## Problem requirements:
Check every line of the material below, and show those that contain "text".

## The data:

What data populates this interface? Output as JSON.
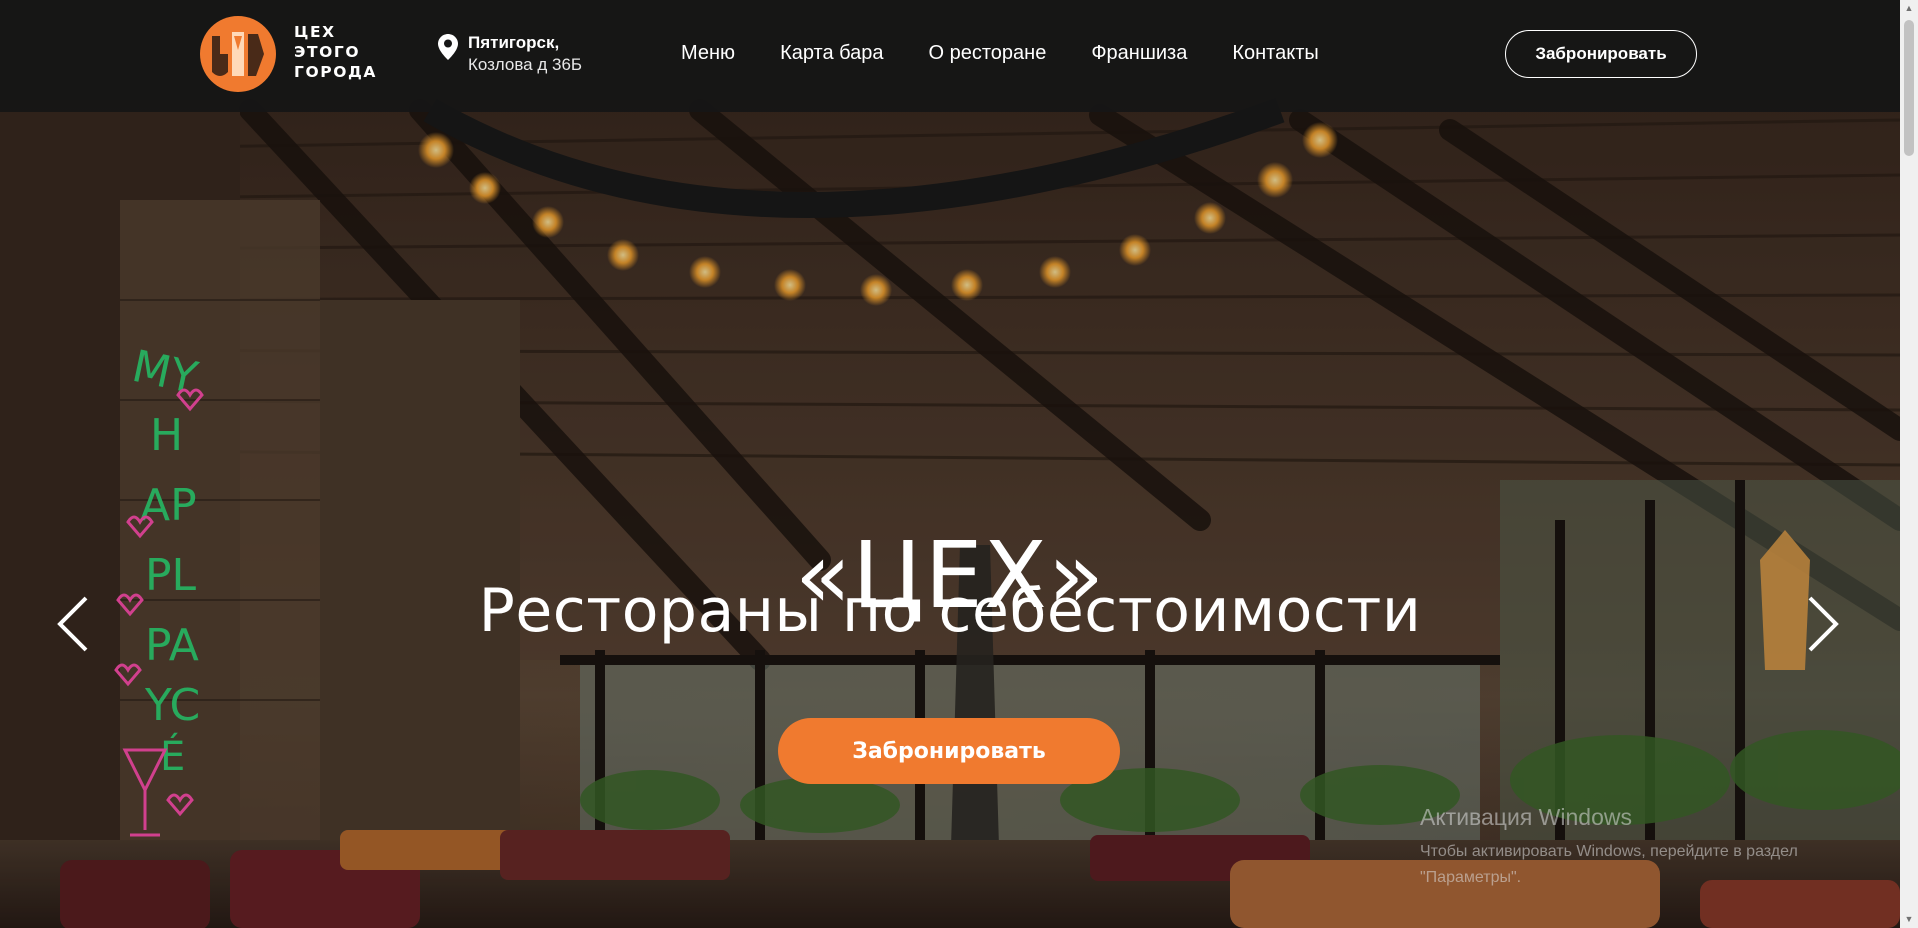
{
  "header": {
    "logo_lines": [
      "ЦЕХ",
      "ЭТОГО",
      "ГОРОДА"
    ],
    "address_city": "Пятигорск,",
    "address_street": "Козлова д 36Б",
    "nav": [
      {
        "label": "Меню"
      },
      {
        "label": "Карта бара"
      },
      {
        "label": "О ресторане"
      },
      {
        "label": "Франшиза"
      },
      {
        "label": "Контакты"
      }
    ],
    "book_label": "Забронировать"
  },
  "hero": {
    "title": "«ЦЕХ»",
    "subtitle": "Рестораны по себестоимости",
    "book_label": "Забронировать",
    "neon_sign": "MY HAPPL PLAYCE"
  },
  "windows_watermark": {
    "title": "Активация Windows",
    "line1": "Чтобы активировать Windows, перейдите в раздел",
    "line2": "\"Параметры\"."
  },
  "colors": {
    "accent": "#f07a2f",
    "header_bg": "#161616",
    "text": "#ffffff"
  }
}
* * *
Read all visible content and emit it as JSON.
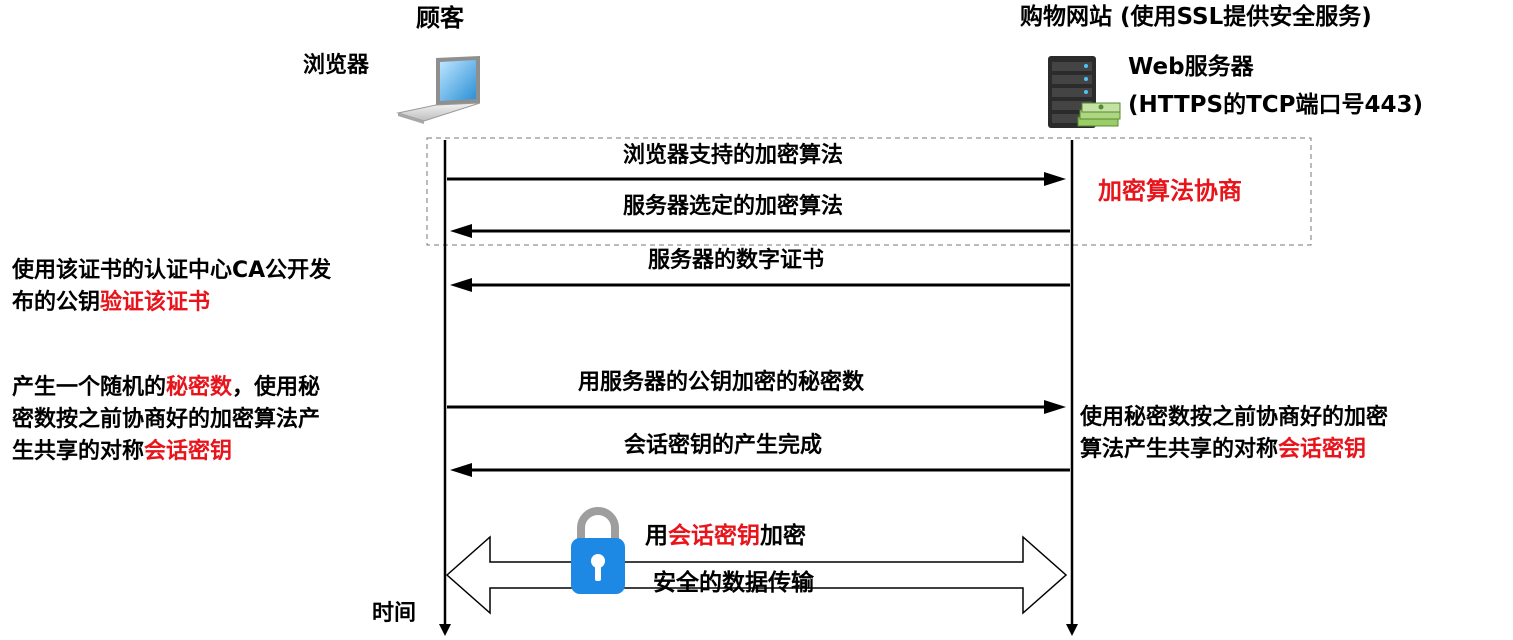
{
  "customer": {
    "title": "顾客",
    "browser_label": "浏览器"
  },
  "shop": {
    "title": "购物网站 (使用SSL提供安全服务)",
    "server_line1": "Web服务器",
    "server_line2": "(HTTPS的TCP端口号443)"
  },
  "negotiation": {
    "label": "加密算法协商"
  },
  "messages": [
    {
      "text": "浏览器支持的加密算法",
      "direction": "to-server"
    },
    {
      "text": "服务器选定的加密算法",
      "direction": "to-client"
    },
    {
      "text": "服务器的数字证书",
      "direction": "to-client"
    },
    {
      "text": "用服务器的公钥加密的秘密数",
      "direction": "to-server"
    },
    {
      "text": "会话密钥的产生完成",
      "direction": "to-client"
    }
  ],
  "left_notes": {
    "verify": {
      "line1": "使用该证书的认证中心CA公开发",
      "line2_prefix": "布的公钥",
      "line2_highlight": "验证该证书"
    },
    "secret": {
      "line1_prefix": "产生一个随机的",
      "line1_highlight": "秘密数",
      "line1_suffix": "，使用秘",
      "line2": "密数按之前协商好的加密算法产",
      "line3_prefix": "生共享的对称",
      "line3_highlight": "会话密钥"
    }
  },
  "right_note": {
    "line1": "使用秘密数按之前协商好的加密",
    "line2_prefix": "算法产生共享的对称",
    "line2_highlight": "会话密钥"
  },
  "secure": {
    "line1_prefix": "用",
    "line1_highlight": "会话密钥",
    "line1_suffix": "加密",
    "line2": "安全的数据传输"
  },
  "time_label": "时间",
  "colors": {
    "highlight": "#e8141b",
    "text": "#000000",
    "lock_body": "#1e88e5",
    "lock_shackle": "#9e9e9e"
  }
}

## Answer box:
    "text": "#ffffff"
      "text": "浏览器支持的加密算法",
      "text": "服务器选定的加密算法",
      "text": "服务器的数字证书",
      "text": "用服务器的公钥加密的秘密数",
      "text": "会话密钥的产生完成",
    "text": "#000000",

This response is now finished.